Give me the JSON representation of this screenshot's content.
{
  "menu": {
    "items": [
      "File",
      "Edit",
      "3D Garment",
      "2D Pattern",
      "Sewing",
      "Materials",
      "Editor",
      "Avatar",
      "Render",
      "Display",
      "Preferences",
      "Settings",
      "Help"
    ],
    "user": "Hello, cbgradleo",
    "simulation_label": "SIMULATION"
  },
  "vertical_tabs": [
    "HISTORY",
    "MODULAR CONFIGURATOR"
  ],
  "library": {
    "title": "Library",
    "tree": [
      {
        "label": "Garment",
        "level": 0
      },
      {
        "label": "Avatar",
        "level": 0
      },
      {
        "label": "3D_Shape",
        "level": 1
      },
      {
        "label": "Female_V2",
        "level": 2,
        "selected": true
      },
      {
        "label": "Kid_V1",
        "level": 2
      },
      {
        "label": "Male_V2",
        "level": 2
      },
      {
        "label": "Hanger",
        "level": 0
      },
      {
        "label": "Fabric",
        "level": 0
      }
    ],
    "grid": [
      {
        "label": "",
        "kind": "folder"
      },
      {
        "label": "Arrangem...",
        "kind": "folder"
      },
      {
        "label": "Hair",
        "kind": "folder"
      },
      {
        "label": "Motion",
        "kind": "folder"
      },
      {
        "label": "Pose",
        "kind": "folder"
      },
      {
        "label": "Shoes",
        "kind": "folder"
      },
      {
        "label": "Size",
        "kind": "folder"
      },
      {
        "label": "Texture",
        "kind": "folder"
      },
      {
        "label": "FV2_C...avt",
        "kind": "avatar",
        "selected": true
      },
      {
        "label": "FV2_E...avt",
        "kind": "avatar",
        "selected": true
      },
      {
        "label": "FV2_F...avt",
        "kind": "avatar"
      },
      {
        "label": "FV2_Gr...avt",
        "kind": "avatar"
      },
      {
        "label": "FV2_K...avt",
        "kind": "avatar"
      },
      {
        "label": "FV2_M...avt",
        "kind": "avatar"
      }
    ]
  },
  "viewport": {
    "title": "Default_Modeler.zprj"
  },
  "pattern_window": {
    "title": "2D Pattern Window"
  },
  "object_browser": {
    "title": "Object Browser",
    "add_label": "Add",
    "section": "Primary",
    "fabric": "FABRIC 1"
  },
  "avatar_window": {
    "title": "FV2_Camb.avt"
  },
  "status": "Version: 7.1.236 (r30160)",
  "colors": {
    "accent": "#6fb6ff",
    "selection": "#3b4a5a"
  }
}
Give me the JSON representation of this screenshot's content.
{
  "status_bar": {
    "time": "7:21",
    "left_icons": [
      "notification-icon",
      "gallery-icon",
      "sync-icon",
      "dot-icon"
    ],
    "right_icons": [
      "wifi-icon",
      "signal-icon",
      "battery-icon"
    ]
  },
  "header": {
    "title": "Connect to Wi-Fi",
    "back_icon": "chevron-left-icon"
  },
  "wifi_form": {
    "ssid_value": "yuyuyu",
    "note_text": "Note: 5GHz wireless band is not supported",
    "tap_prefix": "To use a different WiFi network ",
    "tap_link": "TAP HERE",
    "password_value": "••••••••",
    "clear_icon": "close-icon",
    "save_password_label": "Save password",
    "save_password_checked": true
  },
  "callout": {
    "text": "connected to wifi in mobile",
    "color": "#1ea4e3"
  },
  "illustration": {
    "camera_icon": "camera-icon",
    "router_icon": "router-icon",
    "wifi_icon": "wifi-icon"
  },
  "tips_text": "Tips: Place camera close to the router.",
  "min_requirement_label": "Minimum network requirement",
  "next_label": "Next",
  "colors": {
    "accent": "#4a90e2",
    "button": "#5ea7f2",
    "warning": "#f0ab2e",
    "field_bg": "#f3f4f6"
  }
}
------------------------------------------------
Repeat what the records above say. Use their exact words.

### ANSWER SPACE
Give me the JSON representation of this screenshot's content.
{
  "menu": {
    "items": [
      "File",
      "Edit",
      "3D Garment",
      "2D Pattern",
      "Sewing",
      "Materials",
      "Editor",
      "Avatar",
      "Render",
      "Display",
      "Preferences",
      "Settings",
      "Help"
    ],
    "user": "Hello, cbgradleo",
    "simulation_label": "SIMULATION"
  },
  "vertical_tabs": [
    "HISTORY",
    "MODULAR CONFIGURATOR"
  ],
  "library": {
    "title": "Library",
    "tree": [
      {
        "label": "Garment",
        "level": 0
      },
      {
        "label": "Avatar",
        "level": 0
      },
      {
        "label": "3D_Shape",
        "level": 1
      },
      {
        "label": "Female_V2",
        "level": 2,
        "selected": true
      },
      {
        "label": "Kid_V1",
        "level": 2
      },
      {
        "label": "Male_V2",
        "level": 2
      },
      {
        "label": "Hanger",
        "level": 0
      },
      {
        "label": "Fabric",
        "level": 0
      }
    ],
    "grid": [
      {
        "label": "",
        "kind": "folder"
      },
      {
        "label": "Arrangem...",
        "kind": "folder"
      },
      {
        "label": "Hair",
        "kind": "folder"
      },
      {
        "label": "Motion",
        "kind": "folder"
      },
      {
        "label": "Pose",
        "kind": "folder"
      },
      {
        "label": "Shoes",
        "kind": "folder"
      },
      {
        "label": "Size",
        "kind": "folder"
      },
      {
        "label": "Texture",
        "kind": "folder"
      },
      {
        "label": "FV2_C...avt",
        "kind": "avatar",
        "selected": true
      },
      {
        "label": "FV2_E...avt",
        "kind": "avatar",
        "selected": true
      },
      {
        "label": "FV2_F...avt",
        "kind": "avatar"
      },
      {
        "label": "FV2_Gr...avt",
        "kind": "avatar"
      },
      {
        "label": "FV2_K...avt",
        "kind": "avatar"
      },
      {
        "label": "FV2_M...avt",
        "kind": "avatar"
      }
    ]
  },
  "viewport": {
    "title": "Default_Modeler.zprj"
  },
  "pattern_window": {
    "title": "2D Pattern Window"
  },
  "object_browser": {
    "title": "Object Browser",
    "add_label": "Add",
    "section": "Primary",
    "fabric": "FABRIC 1"
  },
  "avatar_window": {
    "title": "FV2_Camb.avt"
  },
  "status": "Version: 7.1.236 (r30160)",
  "colors": {
    "accent": "#6fb6ff",
    "selection": "#3b4a5a"
  }
}
Give me the JSON representation of this screenshot's content.
{
  "status_bar": {
    "time": "7:21",
    "left_icons": [
      "notification-icon",
      "gallery-icon",
      "sync-icon",
      "dot-icon"
    ],
    "right_icons": [
      "wifi-icon",
      "signal-icon",
      "battery-icon"
    ]
  },
  "header": {
    "title": "Connect to Wi-Fi",
    "back_icon": "chevron-left-icon"
  },
  "wifi_form": {
    "ssid_value": "yuyuyu",
    "note_text": "Note: 5GHz wireless band is not supported",
    "tap_prefix": "To use a different WiFi network ",
    "tap_link": "TAP HERE",
    "password_value": "••••••••",
    "clear_icon": "close-icon",
    "save_password_label": "Save password",
    "save_password_checked": true
  },
  "callout": {
    "text": "connected to wifi in mobile",
    "color": "#1ea4e3"
  },
  "illustration": {
    "camera_icon": "camera-icon",
    "router_icon": "router-icon",
    "wifi_icon": "wifi-icon"
  },
  "tips_text": "Tips: Place camera close to the router.",
  "min_requirement_label": "Minimum network requirement",
  "next_label": "Next",
  "colors": {
    "accent": "#4a90e2",
    "button": "#5ea7f2",
    "warning": "#f0ab2e",
    "field_bg": "#f3f4f6"
  }
}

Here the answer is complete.